My constituents and I use both the First Capital Connect lines: the Great Northern and the Thameslink. Indeed, my constituents who were using Sandy, Biggleswade and Arlesey stations last week to go to remembrance events could not get there. As the Minister is given at least 24 hours’ notice of changes in timetables, can he tell us whether there is any suggestion that there will be further disruption on the Great Northern line? Will he ask the company whether it will extend the courtesy of saying what the timetable changes will be to Members of Parliament so that we can give some comfort to passengers, as we will know at the same time as the Minister?

I thank the hon. Gentleman for his constructive intervention. The whole purpose of the notice arrangement is to ensure that we can get that advance information to passengers when the timetable has to change for such reasons. He makes a reasonable point about alerting Members of Parliament, and we will seek to ensure that that happens.

Rail travellers from Kettering will be affected by this disruption, not least because many of the Thameslink refugees will seek to use midland main line services. Will the Ministers speak with those who run the midland main line to see how capacity and service slots might be improved to absorb this flow?

The hon. Gentleman is a tad optimistic if he thinks that franchises can turn additional capacity on and off quite as quickly as that. Perhaps he would be more prepared to welcome the announcement that I made earlier in the year that the midland main line would have some additional capacity running in from Watford to relieve congestion on some of those trains.

My constituents use those services.

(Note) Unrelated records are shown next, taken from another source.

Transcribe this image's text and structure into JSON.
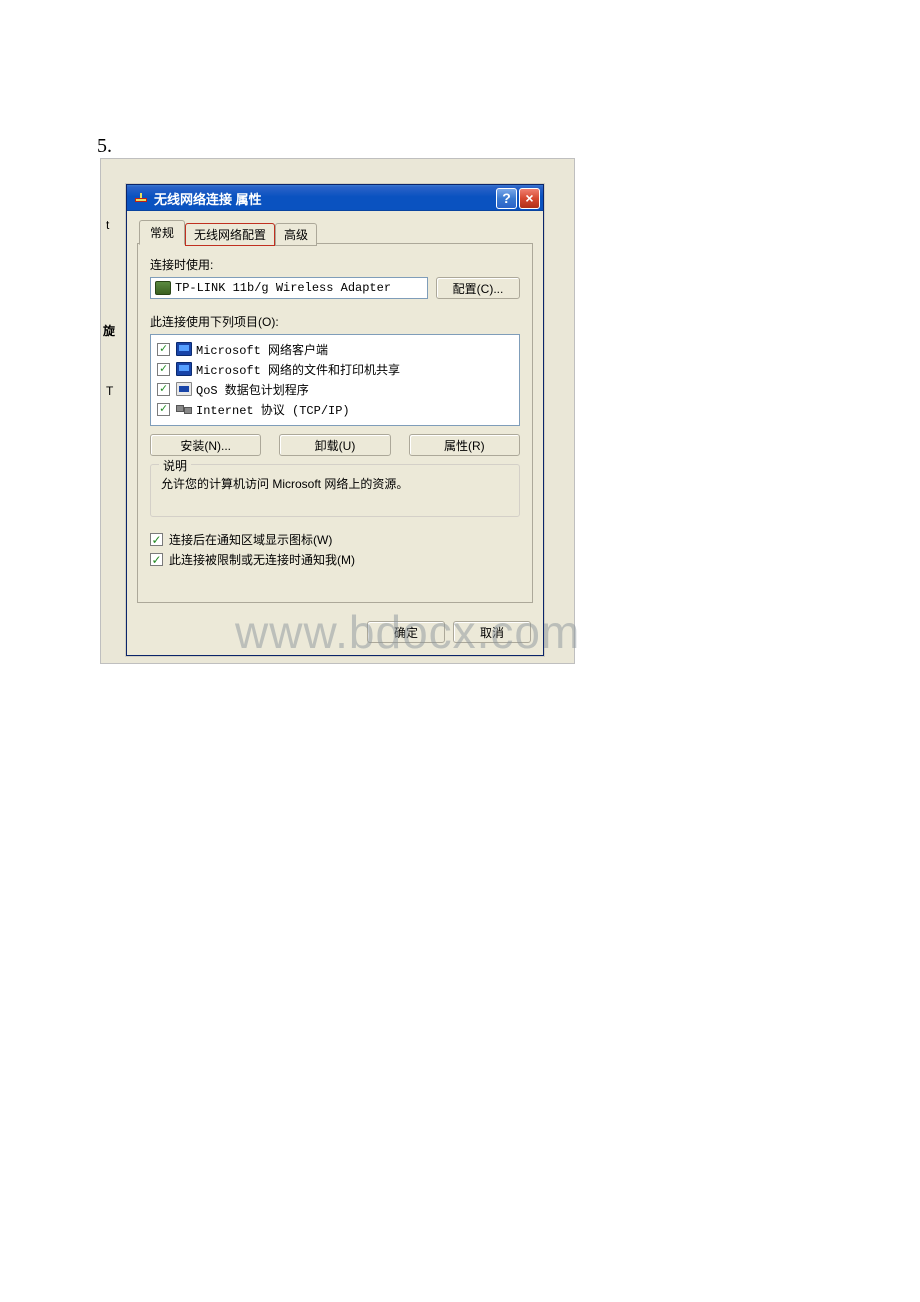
{
  "page_number": "5.",
  "window": {
    "title": "无线网络连接 属性",
    "help_glyph": "?",
    "close_glyph": "×"
  },
  "tabs": {
    "general": "常规",
    "wireless": "无线网络配置",
    "advanced": "高级"
  },
  "labels": {
    "connect_using": "连接时使用:",
    "adapter_name": "TP-LINK 11b/g Wireless Adapter",
    "configure_btn": "配置(C)...",
    "items_label": "此连接使用下列项目(O):",
    "install_btn": "安装(N)...",
    "uninstall_btn": "卸载(U)",
    "properties_btn": "属性(R)",
    "desc_legend": "说明",
    "desc_text": "允许您的计算机访问 Microsoft 网络上的资源。",
    "chk_show_icon": "连接后在通知区域显示图标(W)",
    "chk_notify": "此连接被限制或无连接时通知我(M)",
    "ok": "确定",
    "cancel": "取消"
  },
  "list": {
    "item1": "Microsoft 网络客户端",
    "item2": "Microsoft 网络的文件和打印机共享",
    "item3": "QoS 数据包计划程序",
    "item4": "Internet 协议 (TCP/IP)"
  },
  "watermark": "www.bdocx.com",
  "sidefrags": {
    "f1": "t",
    "f2": "旋",
    "f3": "T"
  }
}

For the sake of balance in this debate, can the Minister tell us how many Labour MPs are sponsored by ASLEF?

Further to the question asked by my hon. Friend the Member for Wellingborough (Mr. Bone), will the Minister explain to the House how the public can feel that the Government are an honest broker between the unions and the companies in this outrageous situation, especially when I notice that in just six years there have been 81 donations by ASLEF to the Conservative party—sorry, I mean the Labour party—[Interruption.] Sadly, not to the Conservative party. They totalled £359,554.01. Is it not true that this Labour Government have been bought and paid for by the unions, are no longer honest and cannot be trusted?

I can assure the hon. Gentleman that Ministers in this Government take their responsibilities seriously and impartially, and would not be influenced by any such factors.

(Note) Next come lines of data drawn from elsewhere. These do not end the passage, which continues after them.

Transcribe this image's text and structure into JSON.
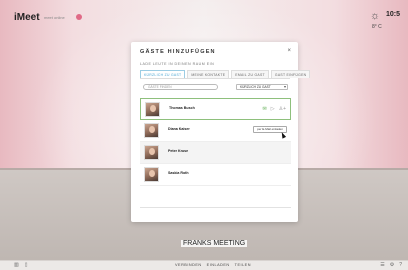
{
  "app": {
    "logo": "iMeet",
    "logo_sub": "meet  online"
  },
  "weather": {
    "time": "10:5",
    "temp": "8° C",
    "icon": "cloud-sun-icon"
  },
  "dialog": {
    "title": "GÄSTE HINZUFÜGEN",
    "close": "×",
    "subtitle": "LADE LEUTE IN DEINEN RAUM EIN",
    "tabs": [
      {
        "label": "KÜRZLICH ZU GAST"
      },
      {
        "label": "MEINE KONTAKTE"
      },
      {
        "label": "EMAIL ZU GAST"
      },
      {
        "label": "GAST EINFÜGEN"
      }
    ],
    "search_placeholder": "GÄSTE FINDEN",
    "select_value": "KÜRZLICH ZU GAST",
    "guests": [
      {
        "name": "Thomas Busch"
      },
      {
        "name": "Diana Kaiser"
      },
      {
        "name": "Peter Kruse"
      },
      {
        "name": "Saskia Roth"
      }
    ],
    "invite_button": "per E-Mail einladen"
  },
  "meeting": {
    "title": "FRANKS MEETING"
  },
  "bottombar": {
    "center": [
      "VERBINDEN",
      "EINLADEN",
      "TEILEN"
    ],
    "left_icons": [
      "chart-icon",
      "document-icon"
    ],
    "right_icons": [
      "grid-icon",
      "gear-icon",
      "help-icon"
    ]
  },
  "colors": {
    "accent": "#4aa5d2",
    "selected_border": "#8ec07c",
    "brand": "#e06a87"
  }
}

Will the Minister take a constructive initiative on this issue? East Croydon commuters cannot use their First Capital Connect tickets on Southern railways. Will he talk to First Capital Connect, if there are issues to do with compensation to Southern, so that we can find an easy way to increase capacity in that way?

As I said, we are in continuous dialogue with First Capital Connect. As I told the hon. Member for Kettering (Mr. Hollobone), there are no easy ways to turn additional services on and off.